First. No contention is made that the petitioner is other than an instrumentality of interstate commerce. It is engaged in interstate transportation for hire. Our decisions in Texas and N.O.R. Co. v. Brotherhood of Railway and Steamship Clerks, 281 U.S. 548, and Virginian Railway Co. v. System Federation No. 40, 300 U.S. 515, put beyond debate the validity of the statute as applied to the petitioner. The contention that the act on its face seeks to regulate labor relations in all employments, whether in interstate commerce or not, is plainly untenable. As we have had occasion to point out in decisions rendered this day the act limits the jurisdiction of the Board to instances which fall within the commerce power, and if the Board should exceed the jurisdiction conferred upon it, any party aggrieved is at liberty to challenge its action.
Second. The petition for certiorari made no mention of any claim with respect to the sufficiency of the evidence to support the findings. In the light of this fact the question is not open for decision here. But, were this not so, we should not review the facts, since § 10(e) of the act provides that "the findings of the Board as to the facts, if supported by evidence, shall be conclusive," and there was substantial evidence to support the findings.

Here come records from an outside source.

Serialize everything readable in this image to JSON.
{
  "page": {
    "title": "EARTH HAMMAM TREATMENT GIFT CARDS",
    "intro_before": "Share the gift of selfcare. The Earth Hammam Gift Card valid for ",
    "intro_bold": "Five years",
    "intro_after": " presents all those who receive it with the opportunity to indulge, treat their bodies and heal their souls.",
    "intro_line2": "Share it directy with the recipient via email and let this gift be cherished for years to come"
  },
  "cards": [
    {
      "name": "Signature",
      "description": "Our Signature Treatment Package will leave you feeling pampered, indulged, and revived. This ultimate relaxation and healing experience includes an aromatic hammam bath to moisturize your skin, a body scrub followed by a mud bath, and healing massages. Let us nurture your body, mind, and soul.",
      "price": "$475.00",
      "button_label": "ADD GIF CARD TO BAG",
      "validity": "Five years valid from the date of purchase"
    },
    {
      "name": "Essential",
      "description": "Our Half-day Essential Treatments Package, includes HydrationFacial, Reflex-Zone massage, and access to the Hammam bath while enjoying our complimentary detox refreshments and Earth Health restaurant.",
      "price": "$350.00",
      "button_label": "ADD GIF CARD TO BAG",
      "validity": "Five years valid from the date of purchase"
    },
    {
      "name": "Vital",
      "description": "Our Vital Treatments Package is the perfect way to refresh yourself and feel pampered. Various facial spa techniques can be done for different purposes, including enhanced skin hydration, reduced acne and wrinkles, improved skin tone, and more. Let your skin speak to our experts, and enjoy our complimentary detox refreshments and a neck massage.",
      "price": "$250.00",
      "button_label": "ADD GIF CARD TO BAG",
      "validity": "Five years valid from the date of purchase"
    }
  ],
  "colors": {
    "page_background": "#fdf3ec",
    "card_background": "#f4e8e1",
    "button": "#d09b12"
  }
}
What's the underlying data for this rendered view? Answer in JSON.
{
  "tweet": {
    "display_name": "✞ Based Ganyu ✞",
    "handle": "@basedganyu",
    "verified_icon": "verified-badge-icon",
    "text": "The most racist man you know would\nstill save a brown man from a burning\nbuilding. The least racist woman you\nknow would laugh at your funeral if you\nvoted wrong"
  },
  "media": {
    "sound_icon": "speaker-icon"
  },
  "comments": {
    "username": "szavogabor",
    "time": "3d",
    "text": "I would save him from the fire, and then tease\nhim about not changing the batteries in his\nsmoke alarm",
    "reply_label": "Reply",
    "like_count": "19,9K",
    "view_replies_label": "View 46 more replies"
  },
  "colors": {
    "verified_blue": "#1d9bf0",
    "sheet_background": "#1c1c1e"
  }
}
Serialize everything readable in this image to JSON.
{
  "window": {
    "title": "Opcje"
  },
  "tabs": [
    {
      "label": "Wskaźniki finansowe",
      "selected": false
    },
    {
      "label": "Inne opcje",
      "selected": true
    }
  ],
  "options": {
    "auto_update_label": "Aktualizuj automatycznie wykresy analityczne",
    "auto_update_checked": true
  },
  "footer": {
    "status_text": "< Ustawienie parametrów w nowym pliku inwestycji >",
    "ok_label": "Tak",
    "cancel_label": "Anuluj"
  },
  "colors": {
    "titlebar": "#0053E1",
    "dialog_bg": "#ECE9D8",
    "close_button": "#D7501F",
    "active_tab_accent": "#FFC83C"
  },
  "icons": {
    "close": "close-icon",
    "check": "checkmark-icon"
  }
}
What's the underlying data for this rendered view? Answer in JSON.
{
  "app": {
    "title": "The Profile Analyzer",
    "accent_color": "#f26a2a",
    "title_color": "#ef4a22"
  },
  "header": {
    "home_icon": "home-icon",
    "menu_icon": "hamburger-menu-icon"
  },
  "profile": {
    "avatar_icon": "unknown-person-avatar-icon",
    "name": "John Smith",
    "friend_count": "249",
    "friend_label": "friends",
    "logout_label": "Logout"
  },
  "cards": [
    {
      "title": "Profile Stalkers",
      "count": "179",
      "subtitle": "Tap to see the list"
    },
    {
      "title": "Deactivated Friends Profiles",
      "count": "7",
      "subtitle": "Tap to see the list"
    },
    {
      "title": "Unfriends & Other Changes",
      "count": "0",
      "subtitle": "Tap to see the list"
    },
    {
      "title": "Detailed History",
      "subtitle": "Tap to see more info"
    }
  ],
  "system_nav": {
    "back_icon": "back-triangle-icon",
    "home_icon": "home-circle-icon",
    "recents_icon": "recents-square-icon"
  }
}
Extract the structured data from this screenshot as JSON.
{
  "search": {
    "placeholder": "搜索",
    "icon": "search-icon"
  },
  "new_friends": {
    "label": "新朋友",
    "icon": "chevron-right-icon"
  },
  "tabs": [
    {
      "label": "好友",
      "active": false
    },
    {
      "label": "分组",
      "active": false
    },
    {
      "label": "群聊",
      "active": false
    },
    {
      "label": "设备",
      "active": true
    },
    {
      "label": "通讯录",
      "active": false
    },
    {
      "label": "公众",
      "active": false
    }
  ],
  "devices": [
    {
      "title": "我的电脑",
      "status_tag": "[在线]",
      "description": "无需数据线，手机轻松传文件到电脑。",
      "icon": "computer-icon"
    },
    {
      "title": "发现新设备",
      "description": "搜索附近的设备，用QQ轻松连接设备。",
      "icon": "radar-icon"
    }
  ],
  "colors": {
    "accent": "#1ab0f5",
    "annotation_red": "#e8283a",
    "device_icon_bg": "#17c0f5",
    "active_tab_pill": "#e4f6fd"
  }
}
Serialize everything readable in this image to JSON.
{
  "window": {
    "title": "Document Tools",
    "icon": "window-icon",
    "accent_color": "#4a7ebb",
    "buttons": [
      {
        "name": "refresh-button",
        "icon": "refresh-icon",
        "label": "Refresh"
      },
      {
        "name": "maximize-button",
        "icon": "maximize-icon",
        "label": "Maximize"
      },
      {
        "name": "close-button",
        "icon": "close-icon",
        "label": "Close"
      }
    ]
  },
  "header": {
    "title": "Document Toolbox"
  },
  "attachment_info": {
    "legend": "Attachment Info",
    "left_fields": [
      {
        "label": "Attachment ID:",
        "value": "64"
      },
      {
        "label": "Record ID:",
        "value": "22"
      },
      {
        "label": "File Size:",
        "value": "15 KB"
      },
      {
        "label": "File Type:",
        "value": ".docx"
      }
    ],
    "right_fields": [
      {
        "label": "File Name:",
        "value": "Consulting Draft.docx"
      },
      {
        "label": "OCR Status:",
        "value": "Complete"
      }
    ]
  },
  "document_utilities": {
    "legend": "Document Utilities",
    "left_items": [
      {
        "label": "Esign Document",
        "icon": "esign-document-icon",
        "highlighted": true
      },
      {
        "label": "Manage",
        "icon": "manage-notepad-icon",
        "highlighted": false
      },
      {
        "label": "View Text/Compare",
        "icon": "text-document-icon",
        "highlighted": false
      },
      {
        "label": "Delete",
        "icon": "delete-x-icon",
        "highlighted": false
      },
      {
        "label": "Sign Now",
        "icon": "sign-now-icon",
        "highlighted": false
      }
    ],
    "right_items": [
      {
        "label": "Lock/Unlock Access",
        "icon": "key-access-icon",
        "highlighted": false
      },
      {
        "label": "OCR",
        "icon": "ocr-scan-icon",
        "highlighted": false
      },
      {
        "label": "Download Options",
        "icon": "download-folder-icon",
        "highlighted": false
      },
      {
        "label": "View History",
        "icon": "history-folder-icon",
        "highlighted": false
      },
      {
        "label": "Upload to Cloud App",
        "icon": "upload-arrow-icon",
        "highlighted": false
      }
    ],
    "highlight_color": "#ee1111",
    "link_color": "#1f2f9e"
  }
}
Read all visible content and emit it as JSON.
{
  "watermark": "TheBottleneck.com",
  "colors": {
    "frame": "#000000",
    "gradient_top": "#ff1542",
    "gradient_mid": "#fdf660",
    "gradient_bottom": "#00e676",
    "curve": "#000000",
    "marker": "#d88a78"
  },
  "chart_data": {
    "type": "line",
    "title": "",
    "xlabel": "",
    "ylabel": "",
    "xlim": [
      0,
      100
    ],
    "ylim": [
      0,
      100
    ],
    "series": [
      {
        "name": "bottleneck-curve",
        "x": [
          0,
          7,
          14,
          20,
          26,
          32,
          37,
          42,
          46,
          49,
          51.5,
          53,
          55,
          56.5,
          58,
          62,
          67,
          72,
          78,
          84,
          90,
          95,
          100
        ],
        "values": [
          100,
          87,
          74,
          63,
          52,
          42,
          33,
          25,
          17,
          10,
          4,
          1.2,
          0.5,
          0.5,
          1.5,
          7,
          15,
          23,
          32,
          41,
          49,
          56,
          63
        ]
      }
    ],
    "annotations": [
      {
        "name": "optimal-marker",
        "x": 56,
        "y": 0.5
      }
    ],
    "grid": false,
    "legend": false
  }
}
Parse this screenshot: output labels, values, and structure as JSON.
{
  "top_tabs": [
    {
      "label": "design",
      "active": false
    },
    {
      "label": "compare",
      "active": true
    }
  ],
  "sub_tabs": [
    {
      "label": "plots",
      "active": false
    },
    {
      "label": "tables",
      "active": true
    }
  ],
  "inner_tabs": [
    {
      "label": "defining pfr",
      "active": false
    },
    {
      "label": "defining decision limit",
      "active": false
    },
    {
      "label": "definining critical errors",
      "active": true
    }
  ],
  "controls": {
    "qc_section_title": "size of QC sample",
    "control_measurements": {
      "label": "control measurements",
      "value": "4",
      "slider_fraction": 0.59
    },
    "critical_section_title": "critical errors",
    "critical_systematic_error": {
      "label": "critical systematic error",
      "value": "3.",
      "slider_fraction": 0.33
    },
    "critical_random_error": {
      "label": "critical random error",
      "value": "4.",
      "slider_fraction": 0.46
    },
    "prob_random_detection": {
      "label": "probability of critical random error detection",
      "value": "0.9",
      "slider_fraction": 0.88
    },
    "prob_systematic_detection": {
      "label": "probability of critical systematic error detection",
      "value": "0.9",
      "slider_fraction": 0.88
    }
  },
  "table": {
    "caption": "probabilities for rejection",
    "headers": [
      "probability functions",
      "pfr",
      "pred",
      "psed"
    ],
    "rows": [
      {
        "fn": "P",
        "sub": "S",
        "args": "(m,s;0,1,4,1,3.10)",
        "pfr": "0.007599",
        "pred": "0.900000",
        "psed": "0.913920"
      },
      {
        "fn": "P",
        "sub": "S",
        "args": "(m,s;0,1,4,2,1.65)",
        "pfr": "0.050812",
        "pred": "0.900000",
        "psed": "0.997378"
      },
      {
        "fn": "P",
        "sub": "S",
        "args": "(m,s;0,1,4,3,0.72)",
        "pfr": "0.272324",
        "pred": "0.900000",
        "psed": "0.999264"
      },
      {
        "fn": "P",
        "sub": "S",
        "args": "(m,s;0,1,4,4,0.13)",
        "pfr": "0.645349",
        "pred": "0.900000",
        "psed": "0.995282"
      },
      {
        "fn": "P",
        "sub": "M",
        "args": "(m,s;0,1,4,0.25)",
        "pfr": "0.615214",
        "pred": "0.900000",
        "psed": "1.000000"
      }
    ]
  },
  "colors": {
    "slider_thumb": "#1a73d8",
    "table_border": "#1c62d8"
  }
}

This is not a case of alleged confiscation, nor is it one where the Board lacked jurisdiction, for admittedly the petitioner's activities are in interstate commerce. The complaint is merely of error in appreciating and weighing evidence. In the case of statutory provisions like § 10(e), applicable to other administrative tribunals, we have refused to review the evidence or weigh the testimony and have declared we will reverse or modify the findings only if clearly improper or not supported by substantial evidence. The contentions respecting the rejection of evidence are not well founded.
Compare Crowell v. Benson, 285 U.S. 22.
Third. The specifications of error addressed to other questions are answered by the decision of this court in National Labor Relations Board v. Jones Laughlin Steel Corp., ante, p. 1.
The judgment is